Annual percentage growth (%)

Oct 18 – Oct 19 Oct 19 – Oct 20 Oct 20 – Oct 21 Oct 21 – Oct 22 Oct 22 – Oct 23
Jupiter India 9.07 -15.92 51.75 10.51 18.98
IA India/Indian Subcontinent 13.14 -4.83 43.12 6.18 3.06
FSSA Greater China Growth 23.28 22.27 9.63 -27.59 8.77
IA China/Greater China 18.59 29.81 -3.55 -33.69 5.26
abrdn Asia Pacific Equity 17.18 12.50 13.65 -20.12 -1.14
IA Asia Pacific excluding Japan 14.46 10.41 13.30 -15.80 4.48

Past performance isn’t a guide to the future. Source: Lipper IM, to 31/10/2023.

More about Jupiter India, including charges

Jupiter India Key Investor Information

More about FSSA Greater China Growth, including charges

FSSA Greater China Growth Key Investor Information

More about abrdn Asia Pacific Equity, including charges

abrdn Asia Pacific Equity Key Investor Information

Fund Insight: our weekly email

Sign up to receive our expert fund research and insights.

Please correct the following errors before you continue:

    Existing client? Please log in to your account to automatically fill in the details below.

    This site is protected by reCAPTCHA and the Google Privacy Policy and Terms of Service apply.


    Your postcode ends:

    Not your postcode? Enter your full address.


    Hargreaves Lansdown PLC group companies will usually send you further information by post and/or email about our products and services. If you would prefer not to receive this, please do let us know. We will not sell or trade your personal data.

    What did you think of this article?

    Important notes

    This article isn’t personal advice. If you’re not sure whether an investment is right for you please seek advice. If you choose to invest the value of your investment will rise and fall, so you could get back less than you put in.

    Editor's choice – our weekly email

    Sign up to receive the week's top investment stories from Hargreaves Lansdown. Including:

    • Latest comment on economies and markets
    • Expert investment research
    • Financial planning tips
    Sign up

    Related articles

    Category: Funds

    HL Select turns 7 – what we’ve learned and what’s next

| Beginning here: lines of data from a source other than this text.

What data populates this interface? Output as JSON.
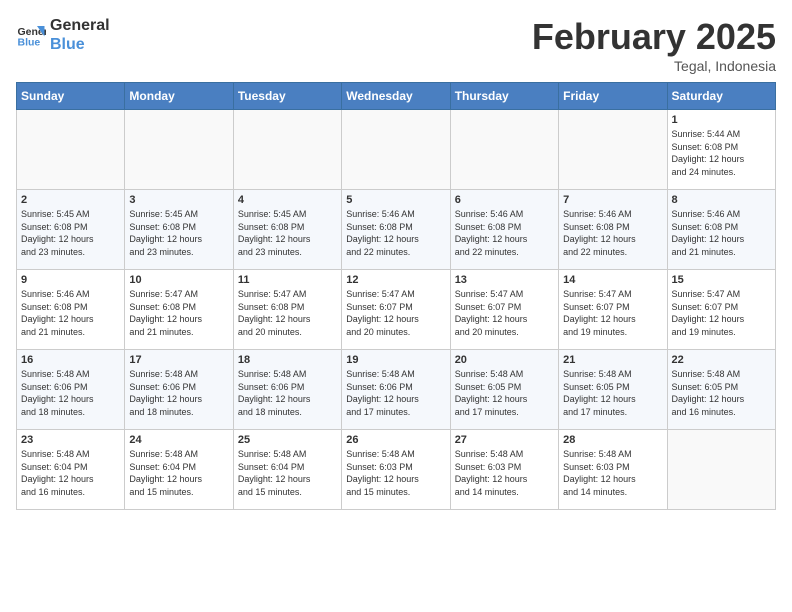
{
  "header": {
    "logo_text1": "General",
    "logo_text2": "Blue",
    "month": "February 2025",
    "location": "Tegal, Indonesia"
  },
  "days_of_week": [
    "Sunday",
    "Monday",
    "Tuesday",
    "Wednesday",
    "Thursday",
    "Friday",
    "Saturday"
  ],
  "weeks": [
    [
      {
        "day": "",
        "info": ""
      },
      {
        "day": "",
        "info": ""
      },
      {
        "day": "",
        "info": ""
      },
      {
        "day": "",
        "info": ""
      },
      {
        "day": "",
        "info": ""
      },
      {
        "day": "",
        "info": ""
      },
      {
        "day": "1",
        "info": "Sunrise: 5:44 AM\nSunset: 6:08 PM\nDaylight: 12 hours\nand 24 minutes."
      }
    ],
    [
      {
        "day": "2",
        "info": "Sunrise: 5:45 AM\nSunset: 6:08 PM\nDaylight: 12 hours\nand 23 minutes."
      },
      {
        "day": "3",
        "info": "Sunrise: 5:45 AM\nSunset: 6:08 PM\nDaylight: 12 hours\nand 23 minutes."
      },
      {
        "day": "4",
        "info": "Sunrise: 5:45 AM\nSunset: 6:08 PM\nDaylight: 12 hours\nand 23 minutes."
      },
      {
        "day": "5",
        "info": "Sunrise: 5:46 AM\nSunset: 6:08 PM\nDaylight: 12 hours\nand 22 minutes."
      },
      {
        "day": "6",
        "info": "Sunrise: 5:46 AM\nSunset: 6:08 PM\nDaylight: 12 hours\nand 22 minutes."
      },
      {
        "day": "7",
        "info": "Sunrise: 5:46 AM\nSunset: 6:08 PM\nDaylight: 12 hours\nand 22 minutes."
      },
      {
        "day": "8",
        "info": "Sunrise: 5:46 AM\nSunset: 6:08 PM\nDaylight: 12 hours\nand 21 minutes."
      }
    ],
    [
      {
        "day": "9",
        "info": "Sunrise: 5:46 AM\nSunset: 6:08 PM\nDaylight: 12 hours\nand 21 minutes."
      },
      {
        "day": "10",
        "info": "Sunrise: 5:47 AM\nSunset: 6:08 PM\nDaylight: 12 hours\nand 21 minutes."
      },
      {
        "day": "11",
        "info": "Sunrise: 5:47 AM\nSunset: 6:08 PM\nDaylight: 12 hours\nand 20 minutes."
      },
      {
        "day": "12",
        "info": "Sunrise: 5:47 AM\nSunset: 6:07 PM\nDaylight: 12 hours\nand 20 minutes."
      },
      {
        "day": "13",
        "info": "Sunrise: 5:47 AM\nSunset: 6:07 PM\nDaylight: 12 hours\nand 20 minutes."
      },
      {
        "day": "14",
        "info": "Sunrise: 5:47 AM\nSunset: 6:07 PM\nDaylight: 12 hours\nand 19 minutes."
      },
      {
        "day": "15",
        "info": "Sunrise: 5:47 AM\nSunset: 6:07 PM\nDaylight: 12 hours\nand 19 minutes."
      }
    ],
    [
      {
        "day": "16",
        "info": "Sunrise: 5:48 AM\nSunset: 6:06 PM\nDaylight: 12 hours\nand 18 minutes."
      },
      {
        "day": "17",
        "info": "Sunrise: 5:48 AM\nSunset: 6:06 PM\nDaylight: 12 hours\nand 18 minutes."
      },
      {
        "day": "18",
        "info": "Sunrise: 5:48 AM\nSunset: 6:06 PM\nDaylight: 12 hours\nand 18 minutes."
      },
      {
        "day": "19",
        "info": "Sunrise: 5:48 AM\nSunset: 6:06 PM\nDaylight: 12 hours\nand 17 minutes."
      },
      {
        "day": "20",
        "info": "Sunrise: 5:48 AM\nSunset: 6:05 PM\nDaylight: 12 hours\nand 17 minutes."
      },
      {
        "day": "21",
        "info": "Sunrise: 5:48 AM\nSunset: 6:05 PM\nDaylight: 12 hours\nand 17 minutes."
      },
      {
        "day": "22",
        "info": "Sunrise: 5:48 AM\nSunset: 6:05 PM\nDaylight: 12 hours\nand 16 minutes."
      }
    ],
    [
      {
        "day": "23",
        "info": "Sunrise: 5:48 AM\nSunset: 6:04 PM\nDaylight: 12 hours\nand 16 minutes."
      },
      {
        "day": "24",
        "info": "Sunrise: 5:48 AM\nSunset: 6:04 PM\nDaylight: 12 hours\nand 15 minutes."
      },
      {
        "day": "25",
        "info": "Sunrise: 5:48 AM\nSunset: 6:04 PM\nDaylight: 12 hours\nand 15 minutes."
      },
      {
        "day": "26",
        "info": "Sunrise: 5:48 AM\nSunset: 6:03 PM\nDaylight: 12 hours\nand 15 minutes."
      },
      {
        "day": "27",
        "info": "Sunrise: 5:48 AM\nSunset: 6:03 PM\nDaylight: 12 hours\nand 14 minutes."
      },
      {
        "day": "28",
        "info": "Sunrise: 5:48 AM\nSunset: 6:03 PM\nDaylight: 12 hours\nand 14 minutes."
      },
      {
        "day": "",
        "info": ""
      }
    ]
  ]
}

    HL Select Fund Manager Steve Clayton looks back on seven years of the HL Select fund range, how it’s performed and what’s next.

    Steve Clayton

    01 Dec 2023 6 min read

    Category: Funds

    Mixed and total return sector review – mixed economic data and peak rates

    We look at what’s been happening in the world, the impacts of this on shares and bonds and how mixed investment and total return sector funds have performed.

    Hal Cook

    28 Nov 2023 6 min read

    Category: Funds

    How to invest in China – 3 fund ideas

    In our latest deep-dive into China, we look at three fund ideas to gain exposure to the Chinese economy and stock market.

    Henry Ince

    27 Nov 2023 6 min read

    Category: Funds

    The most popular Stocks and Shares ISA funds since the last autumn statement

    Find out which funds are most popular with our Stocks and Shares ISA clients since the last autumn statement on 17 November 2022.

    Jason Roberts

    21 Nov 2023 4 min read